You might be tempted to hop on the bus, but stick with the bike – you'll probably get where you're going faster. Photo: Colourbox
Winter in Copenhagen bites — literally. By winter I don't mean the ‘winter lite' of November and December - I mean the bleak midwinter of January to March (or even April). The first part before Christmas feels like a novelty — maybe you get a bit of snow and the days are short but there is the thrall of the Christmas hygge and twinkly lights. This is the good part of winter.
When January first arrives it brings with it the true reality of winter — a season that seems to never end with full days of no direct sunlight. In fact, in January 2013 Denmark saw the sun for a mere 17 hours in the whole month. And snow. Luckily the world does go on in Copenhagen when it snows — the traffic is a little slower, there are fewer bikes on the road and the buses and trains are packed but everything still works.
One can't always choose the time of year they move to a new city, but it must be said that a relocation to Denmark in January or February presents extra challenges to the settling-in process.
To get through the Danish winter, it helps to have a strategy to survive – particularly for new arrival.
With that said, here are some tips to help you take on winter like a true Viking.
Remember that it has to end
Repeat to yourself that no matter how long the winter feels, it will end. Eventually. It may be almost a third of the calendar year some years but the summer will be come around and make us forget the grimness of the winter. When I speak to new expats moving here in the winter it is the first thing I say. The summers (even bad ones) help you forget the winters. It’s a bit like childbirth.
Be kind to yourself
This is something I really believe in for successful relocations — be kind to yourself. Whilst it is good to get out of the house everyday for health and sanity, sometimes it is OK to just hunker down and hibernate for a few days. Back when I lived in Berlin we had a two week run of temperatures no warmer than -16C in the daytime. After moisture around my husband's nose froze on his walk to the station, my son and I didn't leave the house until the mercury rose. Of course this isn't an option all the time but there is nothing wrong with a day of Netflix and hot chocolate if you can.
Wrap up and ditch the mirror

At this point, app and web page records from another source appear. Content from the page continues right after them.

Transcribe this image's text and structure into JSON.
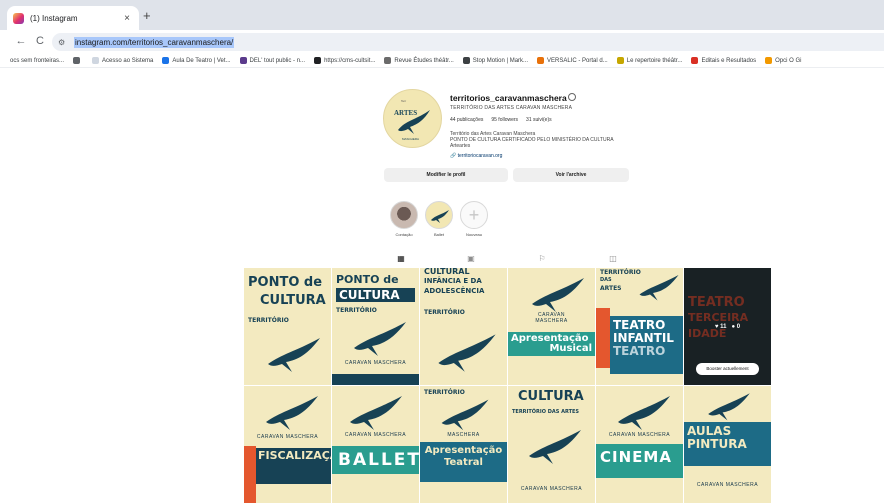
{
  "browser": {
    "tab_title": "(1) Instagram",
    "tab_close": "×",
    "new_tab": "+",
    "url": "instagram.com/territorios_caravanmaschera/",
    "back": "←",
    "reload": "C",
    "bookmarks": [
      {
        "label": "ocs sem fronteiras...",
        "color": "#ffffff"
      },
      {
        "label": "",
        "color": "#5f6368"
      },
      {
        "label": "Acesso ao Sistema",
        "color": "#cfd6e0"
      },
      {
        "label": "Aula De Teatro | Vet...",
        "color": "#1a73e8"
      },
      {
        "label": "DEL' tout public - n...",
        "color": "#5b3b8c"
      },
      {
        "label": "https://cms-cultsit...",
        "color": "#202124"
      },
      {
        "label": "Revue Études théâtr...",
        "color": "#6b6b6b"
      },
      {
        "label": "Stop Motion | Mark...",
        "color": "#3c4043"
      },
      {
        "label": "VERSALIC - Portal d...",
        "color": "#e8710a"
      },
      {
        "label": "Le repertoire théâtr...",
        "color": "#c6a700"
      },
      {
        "label": "Editais e Resultados",
        "color": "#d93025"
      },
      {
        "label": "Opci O Gi",
        "color": "#f29900"
      }
    ]
  },
  "profile": {
    "username": "territorios_caravanmaschera",
    "subtitle": "TERRITÓRIO DAS ARTES CARAVAN MASCHERA",
    "stats": [
      "44 publicações",
      "95 followers",
      "31 suivi(e)s"
    ],
    "bio": [
      "Território das Artes Caravan Maschera",
      "PONTO DE CULTURA CERTIFICADO PELO MINISTÉRIO DA CULTURA",
      "Arteartes"
    ],
    "link": "territoriocaravan.org",
    "edit_button": "Modifier le profil",
    "archive_button": "Voir l'archive"
  },
  "highlights": [
    {
      "label": "Contação"
    },
    {
      "label": "Ballet"
    },
    {
      "label": "Nouveau"
    }
  ],
  "highlight_plus": "+",
  "profile_tabs": {
    "posts_icon": "▦",
    "reels_icon": "▣",
    "saved_icon": "⚐",
    "tagged_icon": "◫"
  },
  "posts": [
    {
      "lines": [
        "PONTO de",
        "CULTURA"
      ]
    },
    {
      "lines": [
        "PONTO de",
        "CULTURA"
      ]
    },
    {
      "lines": [
        "CULTURAL",
        "INFÂNCIA E DA",
        "ADOLESCÊNCIA"
      ]
    },
    {
      "lines": [
        "TERRITÓRIO",
        "DAS",
        "ARTES"
      ]
    },
    {
      "lines": [
        "TERRITÓRIO",
        "DAS",
        "ARTES"
      ]
    },
    {
      "lines": [
        "TEATRO",
        "TERCEIRA",
        "IDADE"
      ],
      "overlay": {
        "likes": "♥ 11",
        "comments": "● 0",
        "button": "Booster actuellement"
      }
    },
    {
      "lines": [
        "TERRITÓRIO",
        "DAS",
        "ARTES"
      ],
      "caption": "CARAVAN MASCHERA"
    },
    {
      "lines": [
        "TERRITÓRIO",
        "DAS",
        "ARTES"
      ],
      "caption": "CARAVAN MASCHERA"
    },
    {
      "lines": [
        "CARAVAN",
        "MASCHERA"
      ],
      "bar": "Apresentação Musical"
    },
    {
      "lines": [
        "TEATRO",
        "INFANTIL"
      ]
    },
    {
      "lines": [
        "CULTURA",
        "TERRITÓRIO DAS ARTES"
      ],
      "caption": "CARAVAN MASCHERA"
    },
    {
      "lines": [
        "AULAS",
        "PINTURA"
      ],
      "caption": "CARAVAN MASCHERA"
    }
  ],
  "grid_texts": {
    "ballet": "BALLET",
    "teatral": "Apresentação Teatral",
    "cinema": "CINEMA",
    "mascara": "CARAVAN MASCHERA",
    "fiscalizacao": "FISCALIZAÇÃO",
    "apresentacao": "Apresentação",
    "musical": "Musical",
    "teatro": "TEATRO",
    "infantil": "INFANTIL",
    "cultura": "CULTURA"
  }
}
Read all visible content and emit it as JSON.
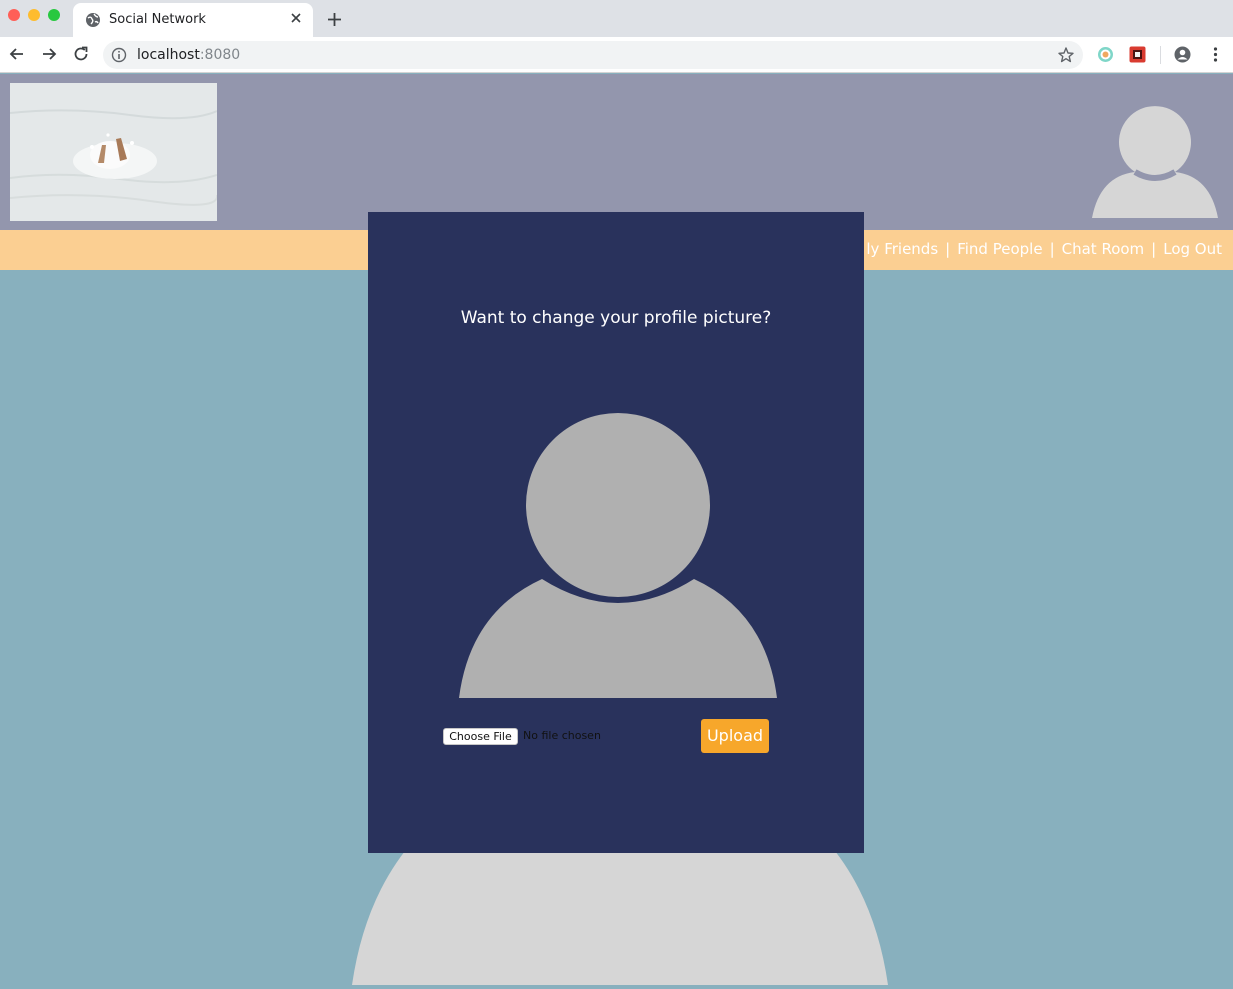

Forget about looking good — that's what the summer is for. Thick coat, padded or at least windproof over trousers, waterproof boots with decent grip soles, hat, and gloves that look like oven mitts will get you through any journey but be prepared to sweat as soon as you get on the bus or enter any shop.
Get on your bike
Stick with your bike. The first thing many people do on a wet or snowy day is ditch their bike for public transport - I am certainly guilty of this at times. However, the bike lanes are the first to be cleared after a big snowfall. Copenhageners, at least in the city, tend to drive cautiously in the snow, even with winter tyres, so buses will also be running slower than usual. The trains take it easy on icy or wet rails. All this is great for general safety but not if you want to get somewhere quickly. Stick with your bike but make sure you get something to cover the lower part of your face as the wind will be blowing directly at you no matter what direction you travel, a strange Copenhagen anomaly.
Looking after your health is super important in the winter here. I never took supplements before I lived in Denmark but I would heartily recommend a decent Vitamin D supplement. We usually get it from the sun and since that isn't going to happen in the winter, our bodies need the boost. It will make getting up in the dark a lot easier and keep winter depression at bay. Eat well — fresh fruit and vegetables are easy to get ahold of here and organic produce is a lot more affordable and accessible than in other countries I have lived. Invest in a daylight lamp. This is another piece of advice I constantly give and I really believe in the benefits in warding off tiredness and winter depression. And moisturise!
Find some candles and coffee
Although I do advocate a little hibernation, it is also great to find a cosy warm coffee shop to sit a spell – either on your own or with friends. Even for a quick hot drink — the restorative nature of sitting in a place designed to make you feel warm and cosy will do just that and help you brace yourself for the next trip out into the cold.
Above all, keep repeating the mantra — “summer will make it all worthwhile!”
Melanie Haynes is originally from the UK and has lived in Copenhagen for eight years. She writes about life in Copenhagen on her blog Dejlige Days and after experiencing relocation to Copenhagen and Berlin, she runs a settling-in service aimed at helping expats called Dejlige Days Welcome. Her ebook, Dejlige Days: A Guide to relocation, will be published in February.